### EXERCISE INSTRUCTIONS
The answer should be every line below, repeated exactly, with the images left out.

Entries from a dataset of interfaces:
--

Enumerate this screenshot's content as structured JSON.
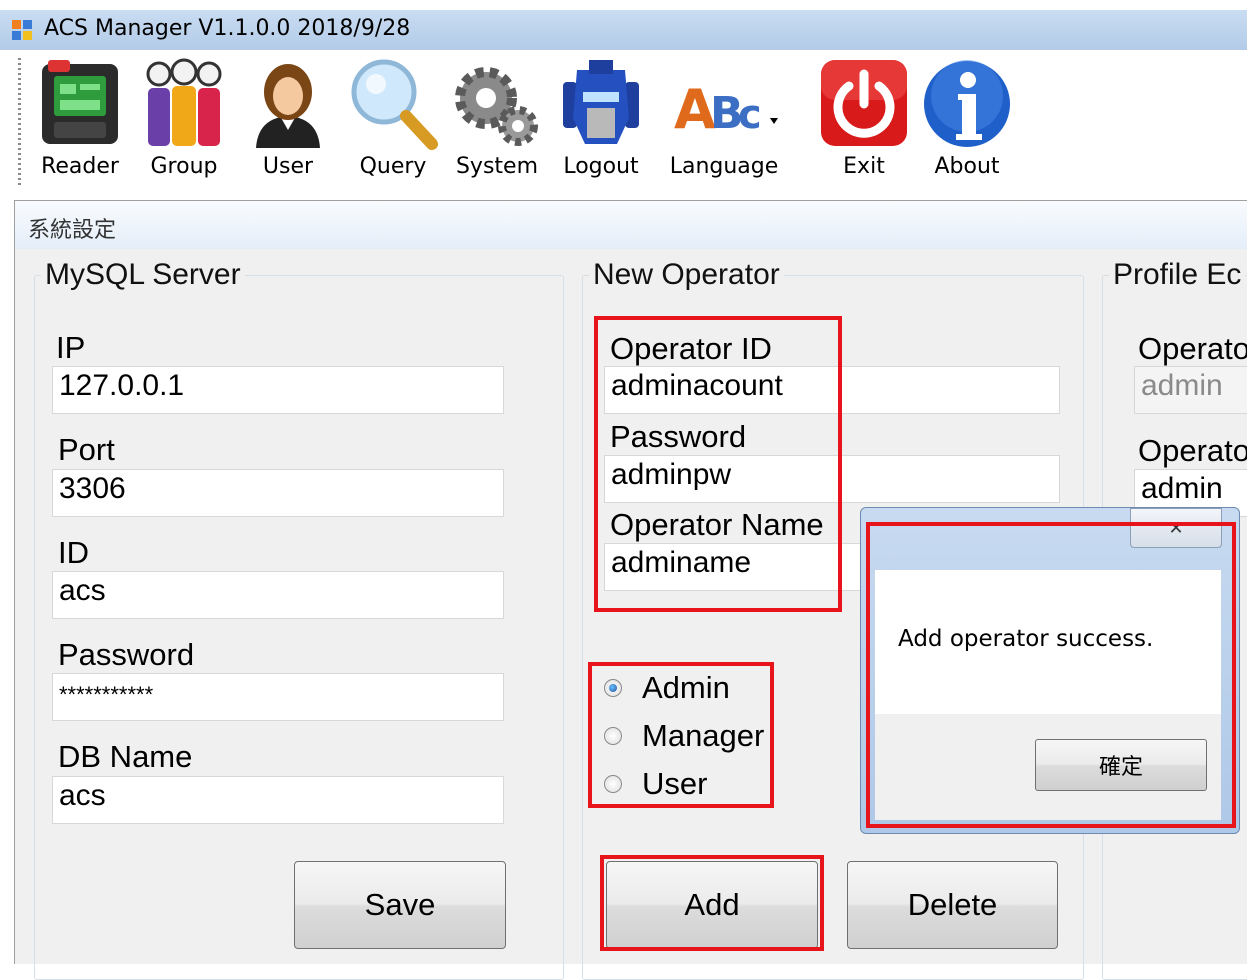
{
  "window": {
    "title": "ACS Manager V1.1.0.0  2018/9/28"
  },
  "toolbar": {
    "items": [
      {
        "label": "Reader",
        "icon": "reader-terminal-icon"
      },
      {
        "label": "Group",
        "icon": "group-people-icon"
      },
      {
        "label": "User",
        "icon": "user-avatar-icon"
      },
      {
        "label": "Query",
        "icon": "magnifier-icon"
      },
      {
        "label": "System",
        "icon": "gears-icon"
      },
      {
        "label": "Logout",
        "icon": "robot-head-icon"
      },
      {
        "label": "Language",
        "icon": "abc-language-icon"
      },
      {
        "label": "Exit",
        "icon": "power-icon"
      },
      {
        "label": "About",
        "icon": "info-icon"
      }
    ]
  },
  "panel": {
    "title": "系統設定"
  },
  "mysql": {
    "legend": "MySQL Server",
    "ip_label": "IP",
    "ip_value": "127.0.0.1",
    "port_label": "Port",
    "port_value": "3306",
    "id_label": "ID",
    "id_value": "acs",
    "password_label": "Password",
    "password_value": "***********",
    "dbname_label": "DB Name",
    "dbname_value": "acs",
    "save_label": "Save"
  },
  "new_operator": {
    "legend": "New Operator",
    "operator_id_label": "Operator ID",
    "operator_id_value": "adminacount",
    "password_label": "Password",
    "password_value": "adminpw",
    "operator_name_label": "Operator Name",
    "operator_name_value": "adminame",
    "roles": [
      {
        "label": "Admin",
        "selected": true
      },
      {
        "label": "Manager",
        "selected": false
      },
      {
        "label": "User",
        "selected": false
      }
    ],
    "add_label": "Add",
    "delete_label": "Delete"
  },
  "profile": {
    "legend": "Profile Ec",
    "label_1": "Operato",
    "value_1": "admin",
    "label_2": "Operato",
    "value_2": "admin"
  },
  "dialog": {
    "close_glyph": "✕",
    "message": "Add operator success.",
    "ok_label": "確定"
  },
  "colors": {
    "highlight": "#e8141c",
    "titlebar": "#b9d1ee",
    "panel": "#f0f0f0"
  }
}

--

### RESULT OF THIS EXERCISE
Enumerate this screenshot's content as structured JSON.
{
  "window": {
    "title": "ACS Manager V1.1.0.0  2018/9/28"
  },
  "toolbar": {
    "items": [
      {
        "label": "Reader",
        "icon": "reader-terminal-icon"
      },
      {
        "label": "Group",
        "icon": "group-people-icon"
      },
      {
        "label": "User",
        "icon": "user-avatar-icon"
      },
      {
        "label": "Query",
        "icon": "magnifier-icon"
      },
      {
        "label": "System",
        "icon": "gears-icon"
      },
      {
        "label": "Logout",
        "icon": "robot-head-icon"
      },
      {
        "label": "Language",
        "icon": "abc-language-icon"
      },
      {
        "label": "Exit",
        "icon": "power-icon"
      },
      {
        "label": "About",
        "icon": "info-icon"
      }
    ]
  },
  "panel": {
    "title": "系統設定"
  },
  "mysql": {
    "legend": "MySQL Server",
    "ip_label": "IP",
    "ip_value": "127.0.0.1",
    "port_label": "Port",
    "port_value": "3306",
    "id_label": "ID",
    "id_value": "acs",
    "password_label": "Password",
    "password_value": "***********",
    "dbname_label": "DB Name",
    "dbname_value": "acs",
    "save_label": "Save"
  },
  "new_operator": {
    "legend": "New Operator",
    "operator_id_label": "Operator ID",
    "operator_id_value": "adminacount",
    "password_label": "Password",
    "password_value": "adminpw",
    "operator_name_label": "Operator Name",
    "operator_name_value": "adminame",
    "roles": [
      {
        "label": "Admin",
        "selected": true
      },
      {
        "label": "Manager",
        "selected": false
      },
      {
        "label": "User",
        "selected": false
      }
    ],
    "add_label": "Add",
    "delete_label": "Delete"
  },
  "profile": {
    "legend": "Profile Ec",
    "label_1": "Operato",
    "value_1": "admin",
    "label_2": "Operato",
    "value_2": "admin"
  },
  "dialog": {
    "close_glyph": "✕",
    "message": "Add operator success.",
    "ok_label": "確定"
  },
  "colors": {
    "highlight": "#e8141c",
    "titlebar": "#b9d1ee",
    "panel": "#f0f0f0"
  }
}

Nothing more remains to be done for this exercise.